- [Brief]: Without copying the images, write out all the entries below verbatim.
[[ Task material open ]]
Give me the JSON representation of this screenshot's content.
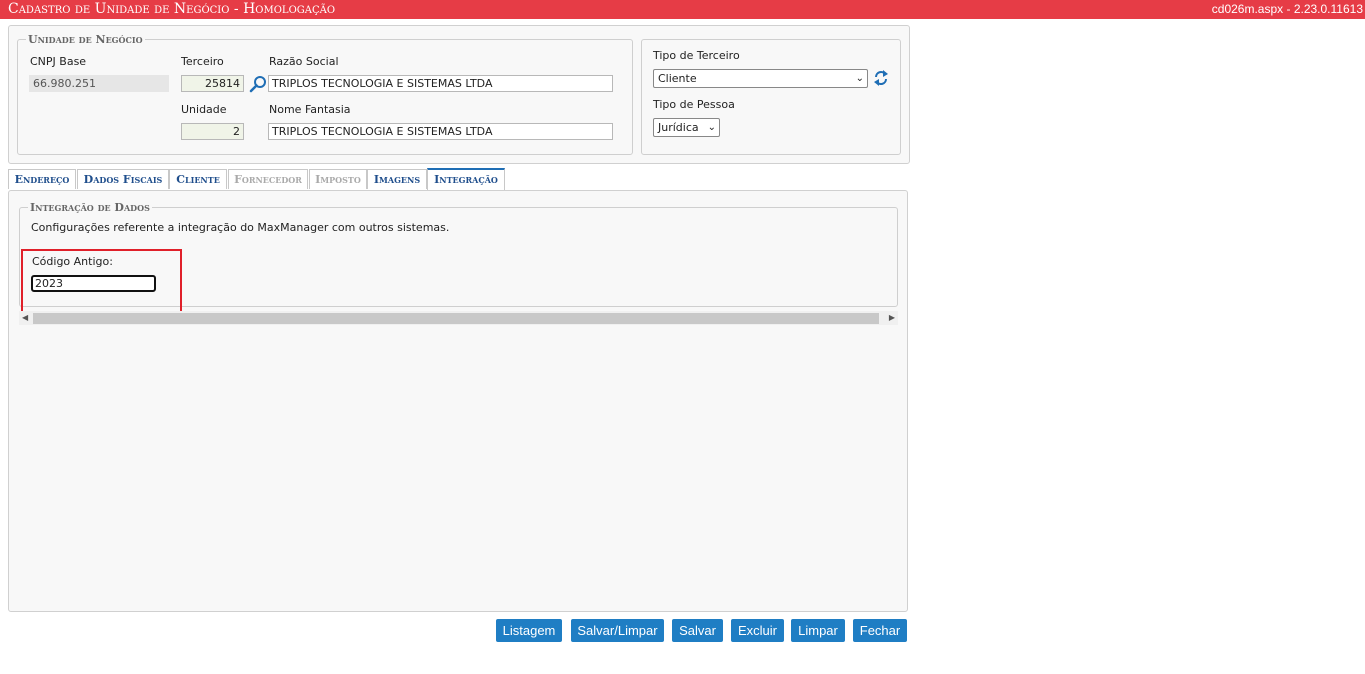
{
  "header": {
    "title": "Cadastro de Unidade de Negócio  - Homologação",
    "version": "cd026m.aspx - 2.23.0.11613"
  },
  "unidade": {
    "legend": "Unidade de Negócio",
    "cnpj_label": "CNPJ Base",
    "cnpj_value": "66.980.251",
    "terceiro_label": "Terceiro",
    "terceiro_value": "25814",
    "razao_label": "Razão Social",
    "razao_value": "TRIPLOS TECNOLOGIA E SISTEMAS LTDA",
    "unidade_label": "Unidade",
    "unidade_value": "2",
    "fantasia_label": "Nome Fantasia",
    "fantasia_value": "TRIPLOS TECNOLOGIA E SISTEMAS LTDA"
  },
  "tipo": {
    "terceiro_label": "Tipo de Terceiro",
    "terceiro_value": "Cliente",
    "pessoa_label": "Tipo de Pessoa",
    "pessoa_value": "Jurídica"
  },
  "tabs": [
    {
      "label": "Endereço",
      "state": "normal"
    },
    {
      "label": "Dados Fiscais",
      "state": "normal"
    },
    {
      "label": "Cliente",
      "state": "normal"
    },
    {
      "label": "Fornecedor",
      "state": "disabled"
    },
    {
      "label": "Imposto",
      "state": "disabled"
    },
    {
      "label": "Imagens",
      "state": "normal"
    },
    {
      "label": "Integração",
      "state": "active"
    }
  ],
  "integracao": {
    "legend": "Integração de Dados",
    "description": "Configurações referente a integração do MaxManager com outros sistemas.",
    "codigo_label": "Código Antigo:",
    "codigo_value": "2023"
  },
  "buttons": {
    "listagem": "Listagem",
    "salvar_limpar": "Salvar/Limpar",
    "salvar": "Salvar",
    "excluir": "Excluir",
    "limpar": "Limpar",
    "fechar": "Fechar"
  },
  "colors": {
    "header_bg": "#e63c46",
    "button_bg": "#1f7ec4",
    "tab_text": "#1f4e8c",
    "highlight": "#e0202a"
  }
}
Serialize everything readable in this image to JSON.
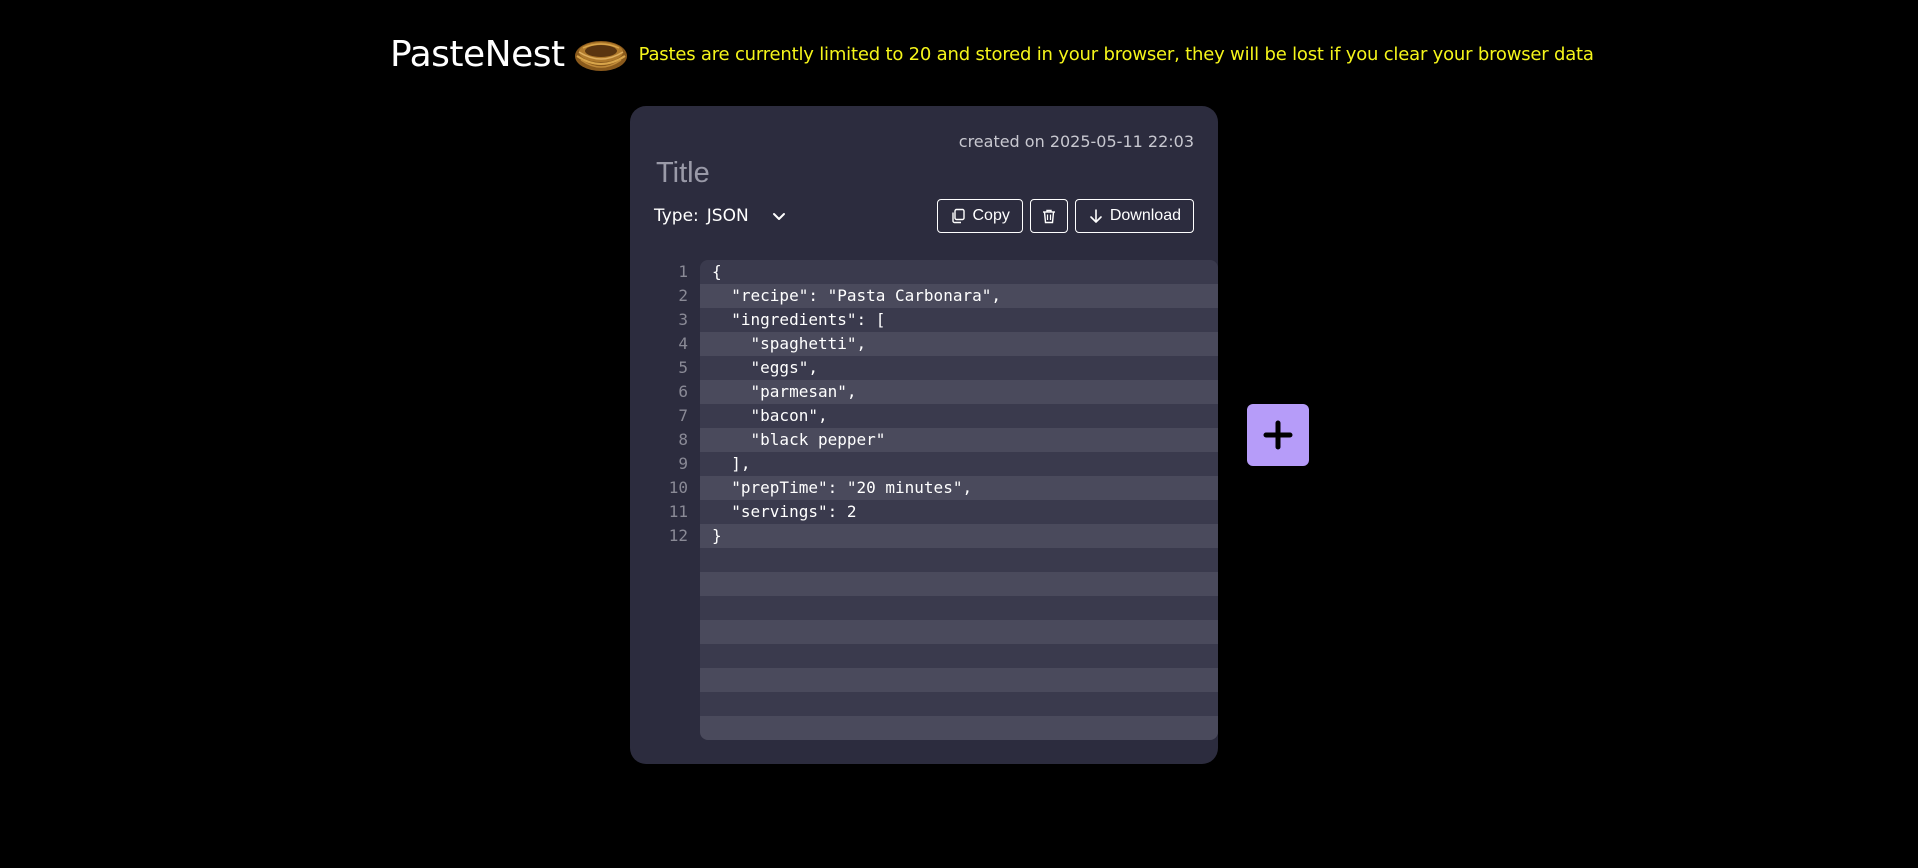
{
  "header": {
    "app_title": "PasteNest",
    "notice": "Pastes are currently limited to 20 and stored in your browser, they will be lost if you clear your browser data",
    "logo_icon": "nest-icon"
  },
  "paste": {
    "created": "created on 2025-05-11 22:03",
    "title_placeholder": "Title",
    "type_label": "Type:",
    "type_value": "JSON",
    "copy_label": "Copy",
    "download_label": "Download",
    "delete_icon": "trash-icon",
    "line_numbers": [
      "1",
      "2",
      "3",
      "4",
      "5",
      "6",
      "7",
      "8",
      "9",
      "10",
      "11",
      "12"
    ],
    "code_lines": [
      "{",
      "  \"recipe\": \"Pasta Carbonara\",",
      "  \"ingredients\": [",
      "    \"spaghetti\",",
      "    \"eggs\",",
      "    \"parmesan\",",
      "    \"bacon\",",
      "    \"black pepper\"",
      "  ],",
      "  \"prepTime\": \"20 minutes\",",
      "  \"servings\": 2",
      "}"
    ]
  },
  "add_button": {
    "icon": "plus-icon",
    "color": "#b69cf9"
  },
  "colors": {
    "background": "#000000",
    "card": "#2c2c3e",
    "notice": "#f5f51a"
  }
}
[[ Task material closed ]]
- [Task result]:
Give me the JSON representation of this screenshot's content.
{
  "header": {
    "title": "Cadastro de Unidade de Negócio  - Homologação",
    "version": "cd026m.aspx - 2.23.0.11613"
  },
  "unidade": {
    "legend": "Unidade de Negócio",
    "cnpj_label": "CNPJ Base",
    "cnpj_value": "66.980.251",
    "terceiro_label": "Terceiro",
    "terceiro_value": "25814",
    "razao_label": "Razão Social",
    "razao_value": "TRIPLOS TECNOLOGIA E SISTEMAS LTDA",
    "unidade_label": "Unidade",
    "unidade_value": "2",
    "fantasia_label": "Nome Fantasia",
    "fantasia_value": "TRIPLOS TECNOLOGIA E SISTEMAS LTDA"
  },
  "tipo": {
    "terceiro_label": "Tipo de Terceiro",
    "terceiro_value": "Cliente",
    "pessoa_label": "Tipo de Pessoa",
    "pessoa_value": "Jurídica"
  },
  "tabs": [
    {
      "label": "Endereço",
      "state": "normal"
    },
    {
      "label": "Dados Fiscais",
      "state": "normal"
    },
    {
      "label": "Cliente",
      "state": "normal"
    },
    {
      "label": "Fornecedor",
      "state": "disabled"
    },
    {
      "label": "Imposto",
      "state": "disabled"
    },
    {
      "label": "Imagens",
      "state": "normal"
    },
    {
      "label": "Integração",
      "state": "active"
    }
  ],
  "integracao": {
    "legend": "Integração de Dados",
    "description": "Configurações referente a integração do MaxManager com outros sistemas.",
    "codigo_label": "Código Antigo:",
    "codigo_value": "2023"
  },
  "buttons": {
    "listagem": "Listagem",
    "salvar_limpar": "Salvar/Limpar",
    "salvar": "Salvar",
    "excluir": "Excluir",
    "limpar": "Limpar",
    "fechar": "Fechar"
  },
  "colors": {
    "header_bg": "#e63c46",
    "button_bg": "#1f7ec4",
    "tab_text": "#1f4e8c",
    "highlight": "#e0202a"
  }
}
Serialize everything readable in this image to JSON.
{
  "header": {
    "app_title": "PasteNest",
    "notice": "Pastes are currently limited to 20 and stored in your browser, they will be lost if you clear your browser data",
    "logo_icon": "nest-icon"
  },
  "paste": {
    "created": "created on 2025-05-11 22:03",
    "title_placeholder": "Title",
    "type_label": "Type:",
    "type_value": "JSON",
    "copy_label": "Copy",
    "download_label": "Download",
    "delete_icon": "trash-icon",
    "line_numbers": [
      "1",
      "2",
      "3",
      "4",
      "5",
      "6",
      "7",
      "8",
      "9",
      "10",
      "11",
      "12"
    ],
    "code_lines": [
      "{",
      "  \"recipe\": \"Pasta Carbonara\",",
      "  \"ingredients\": [",
      "    \"spaghetti\",",
      "    \"eggs\",",
      "    \"parmesan\",",
      "    \"bacon\",",
      "    \"black pepper\"",
      "  ],",
      "  \"prepTime\": \"20 minutes\",",
      "  \"servings\": 2",
      "}"
    ]
  },
  "add_button": {
    "icon": "plus-icon",
    "color": "#b69cf9"
  },
  "colors": {
    "background": "#000000",
    "card": "#2c2c3e",
    "notice": "#f5f51a"
  }
}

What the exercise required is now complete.